Out of the midnight, rayless and cheerless,
by Ella Wheeler Wilcox
Into the morning's golden light;
Out of the clutches of wrong and ruin,
Into the arms of truth and right;
Out of the ways that are ways of sorrow,
Out of the paths that are paths of pain,
Yea, out of the depths has a soul arisen,
And 'one that was lost is found again.'
Lost in the sands of an awful desert,
Lost in the region of imps accursed,
With bones of victims to mark his pathway,
And burning lava to quench his thirst;
Lost in the darkness, astray in the shadows;
Father above, do we pray in vain?
Hark! on the winds come gleeful tidings,
Lo! he was lost, but is found again.
Found! and the sunlight of God's great mercy
Dispels the shadows, and brings the morn.
Found! and the hosts of the dear Redeemer
Are shouting aloud o'er a soul new born,
Plucked, like a brand, from the conflagration,
Cleansed, like a garment, free from stain,
Saved, pray God, for ever and ever;
Lost for a season, but found again.
'Out of the depths' by the grace of heaven,
Out of the depth of woe and shame,
And he blots his name from the roll of drunkards,
To carve it again on the heights of fame.
'Wine is a mocker, and strong drink raging.'
Glory to God, he has snapped the chain
That bound him with fetters of steel and iron,
And he that he was lost is found again.
Down with the cup, though it gleam like rubies;
Down with the glass, though it sparkle and shine,
'It bites like a serpent, and stings like an adder,'
There is woe, and sorrow, and shame in wine.
Keen though the sword be, and deadly its mission,

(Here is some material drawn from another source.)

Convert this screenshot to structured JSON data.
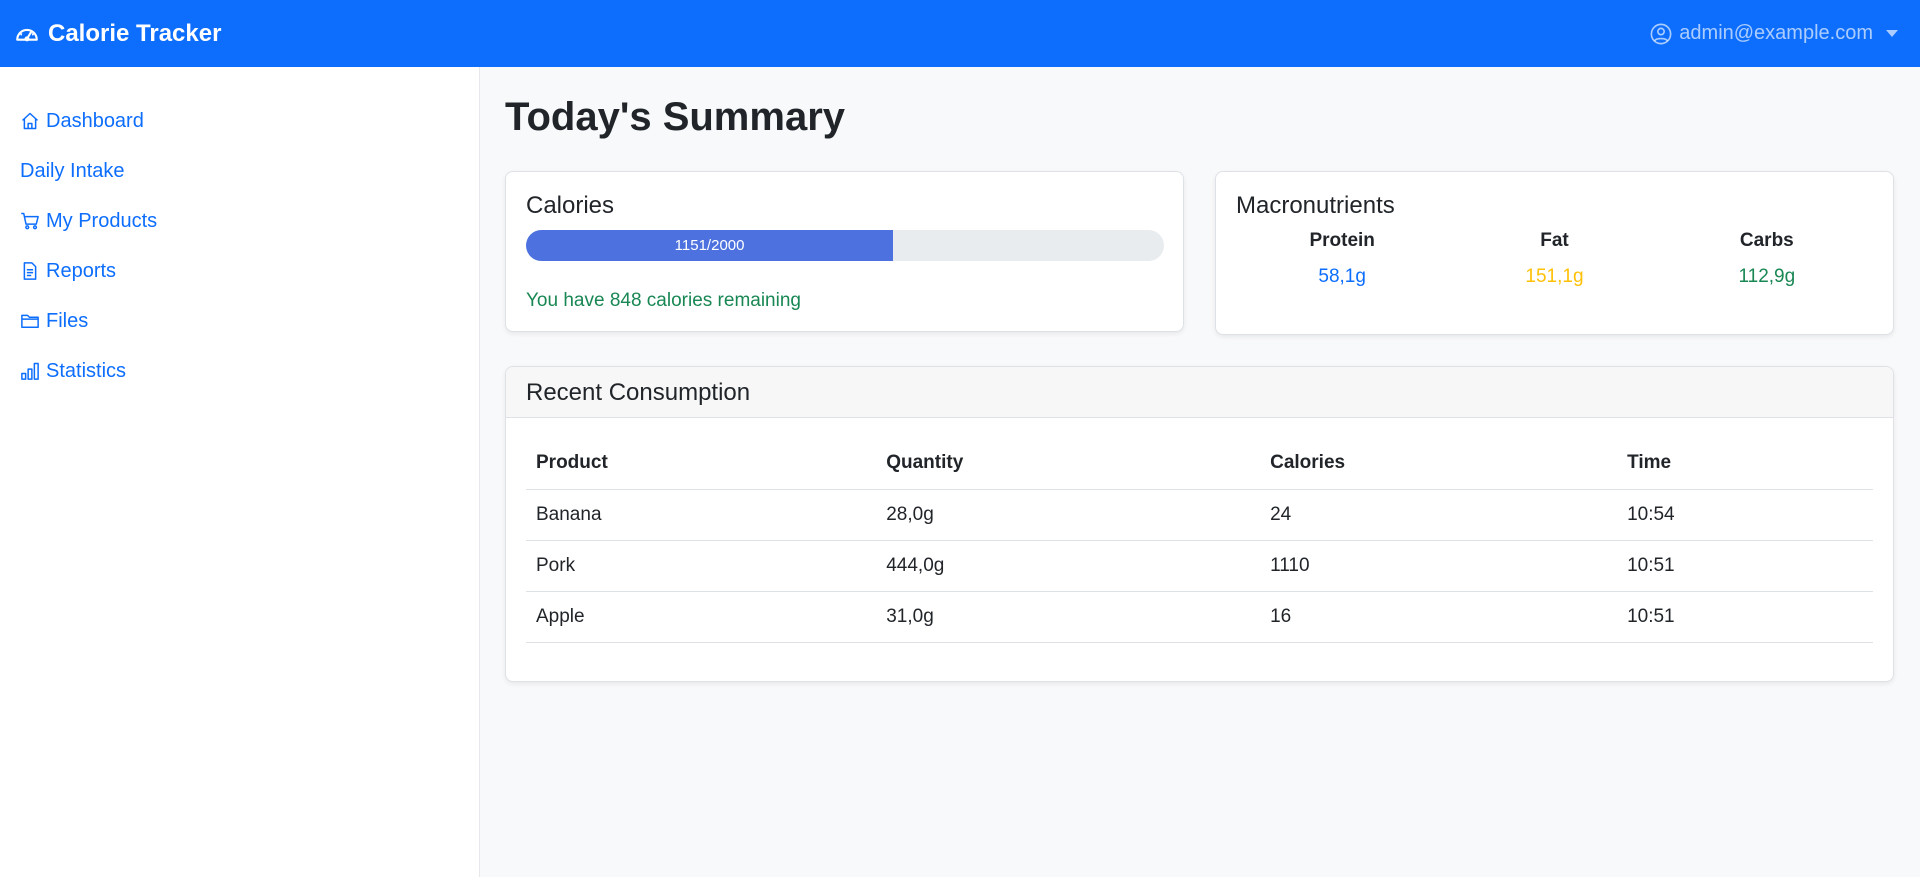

Three times its number the wine-cup has slain.
God, send thy grace unto those it has fettered-
God, grant the lost may be found again.